Another example being the seven European pilot sites trialing the new technology of communicating vehicles as part of the €10m Compass4D project. These ground-breaking trials are taking place across the region, one in Newcastle includes a project piloting technology where traffic lights ‘talk’ to motorists which could be rolled out to tackle congestion and pollution in major cities. This is linked to the talking traffic project in the Netherlands.
Where does it 'make no sense to compete'?
Robust cyber security practices will enable a safer CAM ecosystem, and ultimately across industry and government, there is agreement that safety and cyber security are two examples of where it makes no sense to compete.
There are no other topics in the UK Connected and Automated Mobility Roadmap to 2030 as pervasive as cyber resilience. Cyber-secure, digitally-resilient services and systems cut across every Theme and Stream and influence a large number of Milestones – 249 in total. The roadmap of dependencies ensures the network can be secure by design.
Cyber security is not just about defending against malicious actors, it also considers how day-to-day operational problems like power or communications outages can affect the delivery of safe and efficient services.
Competition within the industry to develop safety programs and cybersecurity solutions would ultimately result in the wrong kinds of outcomes. Fortunately, the leading countries in mobility see the safe delivery of CAM as a global challenge – a local solution will be neither successful nor competitive. The only way to make progress at pace is for the whole sector to align on collective goals.
Who would you like to see champion greater collaboration – industry or government?
CAM needs both government and industry to work towards their shared vision of the future.
The government can define licensing frameworks that work both nationally and locally that fit with the wider future of mobility. It will lead on legal changes that must begin to be made now to enable the safe and secure deployment, with clear responsibilities and liabilities in place, all the while aligning these at an international level.
Ultimately, government can best champion CAM by drawing together a comprehensive view of the future, identifying where there are market failures and places where support is needed.
The industry will need to collaborate with government to work towards the creation of those parameters, and within them to develop compelling services and products that will drive sustainable business models and public acceptance of CAM.
What are some of the key technologies that could underpin the global adoption of CAM?
Communication frameworks will be essential to facilitate the scalable deployment of CAM services, as well as potentially reducing congestion. A nationwide coverage plan must be established in 2023, informed by nationally agreed communication standards for CAM. This plan will aim to specify and execute the required coverage and network resilience roll out plans for a robust infrastructure solution across the UK.

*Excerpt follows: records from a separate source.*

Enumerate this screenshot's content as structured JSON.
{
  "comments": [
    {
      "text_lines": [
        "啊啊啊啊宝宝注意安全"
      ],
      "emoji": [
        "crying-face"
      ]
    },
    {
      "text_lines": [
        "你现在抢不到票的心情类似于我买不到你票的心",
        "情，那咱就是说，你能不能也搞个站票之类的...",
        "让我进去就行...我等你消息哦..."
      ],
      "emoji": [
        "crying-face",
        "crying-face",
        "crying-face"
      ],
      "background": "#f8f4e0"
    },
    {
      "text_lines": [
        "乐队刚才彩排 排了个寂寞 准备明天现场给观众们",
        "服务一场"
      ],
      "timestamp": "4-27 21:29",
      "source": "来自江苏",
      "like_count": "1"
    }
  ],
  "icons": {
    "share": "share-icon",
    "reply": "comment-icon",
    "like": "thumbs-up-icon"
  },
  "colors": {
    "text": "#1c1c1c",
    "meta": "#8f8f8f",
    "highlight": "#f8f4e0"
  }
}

Ensuring the telecommunications infrastructure is future proofed is key, 4G will provide the ubiquitous coverage needed for CAM, however before a nationwide coverage plan is established we need to be ready for 5G protocols, even 6G. Greater attention to horizon scanning will make sure we’re considering the requirements of our future network, and building the technology that will allow us to update, adapt, and swap in new tech as the infrastructure requires.
Don’t miss Daniel Ruiz’s presentation, titled The journey to 2030 and the importance of international collaboration on Wednesday, December 11 at 09:50hrs as part of Stream 2: Mass Deployment of Autonomous Vehicles. See the full conference program here. Register for your conference pass here.